▸ **What you are asked to do**
The output should consist solely of the lines running from the one that contains "Output a JSON" through the end of the records below, copied exactly.

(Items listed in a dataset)
= = = =
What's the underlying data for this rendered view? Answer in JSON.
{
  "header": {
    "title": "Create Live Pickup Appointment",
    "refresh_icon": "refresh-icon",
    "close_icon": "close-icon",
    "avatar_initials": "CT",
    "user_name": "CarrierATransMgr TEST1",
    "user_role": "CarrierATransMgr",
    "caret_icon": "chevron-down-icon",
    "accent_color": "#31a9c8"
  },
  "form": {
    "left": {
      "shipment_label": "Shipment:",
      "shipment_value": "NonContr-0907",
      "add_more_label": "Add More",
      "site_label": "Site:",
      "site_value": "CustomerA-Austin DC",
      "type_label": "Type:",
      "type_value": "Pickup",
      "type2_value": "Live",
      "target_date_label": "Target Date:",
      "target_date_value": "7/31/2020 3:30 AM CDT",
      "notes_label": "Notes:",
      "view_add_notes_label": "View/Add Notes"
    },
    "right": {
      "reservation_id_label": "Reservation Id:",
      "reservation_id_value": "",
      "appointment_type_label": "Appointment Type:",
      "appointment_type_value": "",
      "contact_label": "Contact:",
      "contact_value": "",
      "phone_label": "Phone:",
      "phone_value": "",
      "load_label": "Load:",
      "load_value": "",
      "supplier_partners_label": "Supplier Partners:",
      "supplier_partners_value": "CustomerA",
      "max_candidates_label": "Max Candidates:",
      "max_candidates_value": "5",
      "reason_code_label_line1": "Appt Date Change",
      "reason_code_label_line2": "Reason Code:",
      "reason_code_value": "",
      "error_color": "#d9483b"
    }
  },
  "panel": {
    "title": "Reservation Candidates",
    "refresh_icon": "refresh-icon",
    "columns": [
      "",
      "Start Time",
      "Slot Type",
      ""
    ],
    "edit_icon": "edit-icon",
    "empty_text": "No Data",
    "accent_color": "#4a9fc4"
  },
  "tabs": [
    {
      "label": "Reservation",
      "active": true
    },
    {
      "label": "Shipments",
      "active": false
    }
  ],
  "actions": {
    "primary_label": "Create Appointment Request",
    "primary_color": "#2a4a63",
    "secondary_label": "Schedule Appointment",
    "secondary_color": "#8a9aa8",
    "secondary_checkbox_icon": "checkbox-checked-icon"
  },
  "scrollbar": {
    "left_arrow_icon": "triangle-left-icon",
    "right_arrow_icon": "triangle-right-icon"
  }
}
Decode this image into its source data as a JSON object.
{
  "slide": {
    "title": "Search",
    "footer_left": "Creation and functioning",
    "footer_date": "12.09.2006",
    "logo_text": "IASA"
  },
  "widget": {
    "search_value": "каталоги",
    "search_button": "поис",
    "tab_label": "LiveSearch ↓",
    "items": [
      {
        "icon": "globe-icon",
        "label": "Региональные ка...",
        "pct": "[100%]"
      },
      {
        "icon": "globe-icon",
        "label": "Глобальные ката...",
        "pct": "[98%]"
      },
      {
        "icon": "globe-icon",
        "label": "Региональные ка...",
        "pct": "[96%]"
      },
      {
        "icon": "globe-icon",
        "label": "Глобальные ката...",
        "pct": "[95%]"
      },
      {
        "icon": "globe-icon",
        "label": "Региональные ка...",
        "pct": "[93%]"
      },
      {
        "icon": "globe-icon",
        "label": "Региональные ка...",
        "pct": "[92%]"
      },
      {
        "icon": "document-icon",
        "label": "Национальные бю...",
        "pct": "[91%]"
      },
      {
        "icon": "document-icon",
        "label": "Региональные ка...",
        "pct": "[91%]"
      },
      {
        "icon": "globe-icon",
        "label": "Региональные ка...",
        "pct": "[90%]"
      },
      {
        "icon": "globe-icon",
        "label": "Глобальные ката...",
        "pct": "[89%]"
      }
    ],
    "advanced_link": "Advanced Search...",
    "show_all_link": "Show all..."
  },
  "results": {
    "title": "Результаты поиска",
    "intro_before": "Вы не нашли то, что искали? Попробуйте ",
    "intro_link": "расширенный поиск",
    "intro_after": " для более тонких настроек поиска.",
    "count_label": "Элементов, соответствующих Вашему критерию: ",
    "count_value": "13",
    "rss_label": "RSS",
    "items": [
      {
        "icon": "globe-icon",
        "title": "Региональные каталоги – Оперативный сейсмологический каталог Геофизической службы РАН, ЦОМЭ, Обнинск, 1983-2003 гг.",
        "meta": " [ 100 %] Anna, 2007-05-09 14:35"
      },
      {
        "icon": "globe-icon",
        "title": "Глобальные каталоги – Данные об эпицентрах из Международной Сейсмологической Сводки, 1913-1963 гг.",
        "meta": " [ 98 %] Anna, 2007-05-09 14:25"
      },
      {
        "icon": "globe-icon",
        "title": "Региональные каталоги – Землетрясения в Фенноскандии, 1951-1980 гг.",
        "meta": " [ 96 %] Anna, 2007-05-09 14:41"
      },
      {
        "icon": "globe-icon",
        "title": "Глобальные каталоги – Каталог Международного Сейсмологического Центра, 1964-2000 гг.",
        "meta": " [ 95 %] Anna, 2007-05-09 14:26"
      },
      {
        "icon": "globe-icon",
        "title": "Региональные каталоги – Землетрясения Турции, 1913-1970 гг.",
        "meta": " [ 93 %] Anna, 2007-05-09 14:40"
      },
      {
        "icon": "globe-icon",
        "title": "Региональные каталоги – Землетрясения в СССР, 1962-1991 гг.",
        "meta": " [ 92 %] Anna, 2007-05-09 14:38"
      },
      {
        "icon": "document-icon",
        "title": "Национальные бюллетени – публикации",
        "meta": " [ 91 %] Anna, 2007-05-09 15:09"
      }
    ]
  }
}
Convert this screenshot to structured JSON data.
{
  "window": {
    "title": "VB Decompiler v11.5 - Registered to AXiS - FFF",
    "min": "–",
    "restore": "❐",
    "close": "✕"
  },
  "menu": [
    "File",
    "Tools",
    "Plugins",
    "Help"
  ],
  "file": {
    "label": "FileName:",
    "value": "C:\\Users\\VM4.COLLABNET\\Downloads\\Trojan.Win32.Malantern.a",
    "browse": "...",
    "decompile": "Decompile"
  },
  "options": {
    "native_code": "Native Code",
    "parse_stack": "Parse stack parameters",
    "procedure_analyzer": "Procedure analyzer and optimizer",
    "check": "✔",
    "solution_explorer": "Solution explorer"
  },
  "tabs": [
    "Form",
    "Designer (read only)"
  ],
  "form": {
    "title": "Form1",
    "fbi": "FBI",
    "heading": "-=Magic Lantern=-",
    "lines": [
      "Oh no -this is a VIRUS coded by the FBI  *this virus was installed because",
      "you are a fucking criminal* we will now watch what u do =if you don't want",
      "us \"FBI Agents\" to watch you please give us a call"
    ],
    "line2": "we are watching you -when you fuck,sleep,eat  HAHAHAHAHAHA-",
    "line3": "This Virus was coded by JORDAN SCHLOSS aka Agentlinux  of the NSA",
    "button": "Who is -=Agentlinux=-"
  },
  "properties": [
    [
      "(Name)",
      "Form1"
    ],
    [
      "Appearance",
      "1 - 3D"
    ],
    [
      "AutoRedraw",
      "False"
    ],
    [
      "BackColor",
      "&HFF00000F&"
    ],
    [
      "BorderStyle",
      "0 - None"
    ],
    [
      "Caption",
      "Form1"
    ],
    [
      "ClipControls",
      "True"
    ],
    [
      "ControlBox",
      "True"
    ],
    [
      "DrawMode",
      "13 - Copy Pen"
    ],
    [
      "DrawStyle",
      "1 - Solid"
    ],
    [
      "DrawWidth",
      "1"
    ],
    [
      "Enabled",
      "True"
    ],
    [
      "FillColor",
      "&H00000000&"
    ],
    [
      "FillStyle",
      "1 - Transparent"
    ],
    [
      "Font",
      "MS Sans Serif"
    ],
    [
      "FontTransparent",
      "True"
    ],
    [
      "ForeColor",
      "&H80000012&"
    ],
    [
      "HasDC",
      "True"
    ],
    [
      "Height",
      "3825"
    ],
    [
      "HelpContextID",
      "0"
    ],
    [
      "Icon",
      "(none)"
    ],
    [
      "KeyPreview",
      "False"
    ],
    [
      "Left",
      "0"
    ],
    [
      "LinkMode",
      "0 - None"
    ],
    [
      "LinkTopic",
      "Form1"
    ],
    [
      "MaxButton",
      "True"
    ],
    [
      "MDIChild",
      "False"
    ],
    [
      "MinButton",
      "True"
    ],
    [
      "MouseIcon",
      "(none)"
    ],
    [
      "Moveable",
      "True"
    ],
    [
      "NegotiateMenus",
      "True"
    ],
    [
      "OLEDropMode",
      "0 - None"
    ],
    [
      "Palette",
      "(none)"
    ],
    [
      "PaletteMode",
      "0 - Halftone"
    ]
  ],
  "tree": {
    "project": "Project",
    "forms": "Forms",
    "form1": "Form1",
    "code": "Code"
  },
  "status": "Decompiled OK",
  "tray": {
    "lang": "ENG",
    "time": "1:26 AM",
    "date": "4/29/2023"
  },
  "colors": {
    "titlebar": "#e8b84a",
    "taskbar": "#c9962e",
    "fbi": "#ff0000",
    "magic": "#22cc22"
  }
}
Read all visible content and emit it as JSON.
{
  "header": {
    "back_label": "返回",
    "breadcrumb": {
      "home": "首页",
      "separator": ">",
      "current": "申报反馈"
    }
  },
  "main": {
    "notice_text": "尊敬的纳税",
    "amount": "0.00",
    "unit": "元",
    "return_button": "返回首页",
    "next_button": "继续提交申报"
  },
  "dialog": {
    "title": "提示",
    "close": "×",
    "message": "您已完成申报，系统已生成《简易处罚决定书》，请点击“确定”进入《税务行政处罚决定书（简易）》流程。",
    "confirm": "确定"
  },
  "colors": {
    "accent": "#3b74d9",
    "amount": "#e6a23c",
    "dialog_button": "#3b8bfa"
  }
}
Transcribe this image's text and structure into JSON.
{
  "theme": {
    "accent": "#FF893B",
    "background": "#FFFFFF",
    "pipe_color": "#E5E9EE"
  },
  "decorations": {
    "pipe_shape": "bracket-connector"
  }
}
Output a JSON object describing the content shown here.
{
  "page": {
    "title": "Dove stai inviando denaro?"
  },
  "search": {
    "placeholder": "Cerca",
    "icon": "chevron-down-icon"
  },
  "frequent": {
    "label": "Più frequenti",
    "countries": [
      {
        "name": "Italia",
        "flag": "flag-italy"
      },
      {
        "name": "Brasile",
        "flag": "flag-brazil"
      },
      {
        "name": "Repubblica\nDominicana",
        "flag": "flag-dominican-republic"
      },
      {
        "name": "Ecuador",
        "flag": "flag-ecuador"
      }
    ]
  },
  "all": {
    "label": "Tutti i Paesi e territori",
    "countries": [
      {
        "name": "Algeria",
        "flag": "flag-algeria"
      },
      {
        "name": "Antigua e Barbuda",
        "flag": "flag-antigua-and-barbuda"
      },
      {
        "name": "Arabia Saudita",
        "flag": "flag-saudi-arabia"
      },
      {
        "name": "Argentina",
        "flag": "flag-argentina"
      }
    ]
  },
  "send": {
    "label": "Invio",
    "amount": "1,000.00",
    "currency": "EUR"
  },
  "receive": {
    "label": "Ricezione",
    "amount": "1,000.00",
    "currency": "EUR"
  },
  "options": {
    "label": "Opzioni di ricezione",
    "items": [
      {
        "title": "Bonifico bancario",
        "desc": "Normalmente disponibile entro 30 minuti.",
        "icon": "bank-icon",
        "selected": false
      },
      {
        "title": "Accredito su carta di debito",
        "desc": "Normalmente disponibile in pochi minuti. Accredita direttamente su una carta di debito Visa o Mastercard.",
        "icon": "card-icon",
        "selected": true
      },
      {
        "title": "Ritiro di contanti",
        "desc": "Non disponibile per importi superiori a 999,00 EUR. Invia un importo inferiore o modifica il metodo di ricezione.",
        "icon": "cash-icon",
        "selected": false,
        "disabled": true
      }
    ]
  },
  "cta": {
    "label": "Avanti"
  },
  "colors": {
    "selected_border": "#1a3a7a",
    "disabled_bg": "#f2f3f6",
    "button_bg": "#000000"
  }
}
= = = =
▸ **Solution for this exercise**
Output a JSON object describing the content shown here.
{
  "page": {
    "title": "Dove stai inviando denaro?"
  },
  "search": {
    "placeholder": "Cerca",
    "icon": "chevron-down-icon"
  },
  "frequent": {
    "label": "Più frequenti",
    "countries": [
      {
        "name": "Italia",
        "flag": "flag-italy"
      },
      {
        "name": "Brasile",
        "flag": "flag-brazil"
      },
      {
        "name": "Repubblica\nDominicana",
        "flag": "flag-dominican-republic"
      },
      {
        "name": "Ecuador",
        "flag": "flag-ecuador"
      }
    ]
  },
  "all": {
    "label": "Tutti i Paesi e territori",
    "countries": [
      {
        "name": "Algeria",
        "flag": "flag-algeria"
      },
      {
        "name": "Antigua e Barbuda",
        "flag": "flag-antigua-and-barbuda"
      },
      {
        "name": "Arabia Saudita",
        "flag": "flag-saudi-arabia"
      },
      {
        "name": "Argentina",
        "flag": "flag-argentina"
      }
    ]
  },
  "send": {
    "label": "Invio",
    "amount": "1,000.00",
    "currency": "EUR"
  },
  "receive": {
    "label": "Ricezione",
    "amount": "1,000.00",
    "currency": "EUR"
  },
  "options": {
    "label": "Opzioni di ricezione",
    "items": [
      {
        "title": "Bonifico bancario",
        "desc": "Normalmente disponibile entro 30 minuti.",
        "icon": "bank-icon",
        "selected": false
      },
      {
        "title": "Accredito su carta di debito",
        "desc": "Normalmente disponibile in pochi minuti. Accredita direttamente su una carta di debito Visa o Mastercard.",
        "icon": "card-icon",
        "selected": true
      },
      {
        "title": "Ritiro di contanti",
        "desc": "Non disponibile per importi superiori a 999,00 EUR. Invia un importo inferiore o modifica il metodo di ricezione.",
        "icon": "cash-icon",
        "selected": false,
        "disabled": true
      }
    ]
  },
  "cta": {
    "label": "Avanti"
  },
  "colors": {
    "selected_border": "#1a3a7a",
    "disabled_bg": "#f2f3f6",
    "button_bg": "#000000"
  }
}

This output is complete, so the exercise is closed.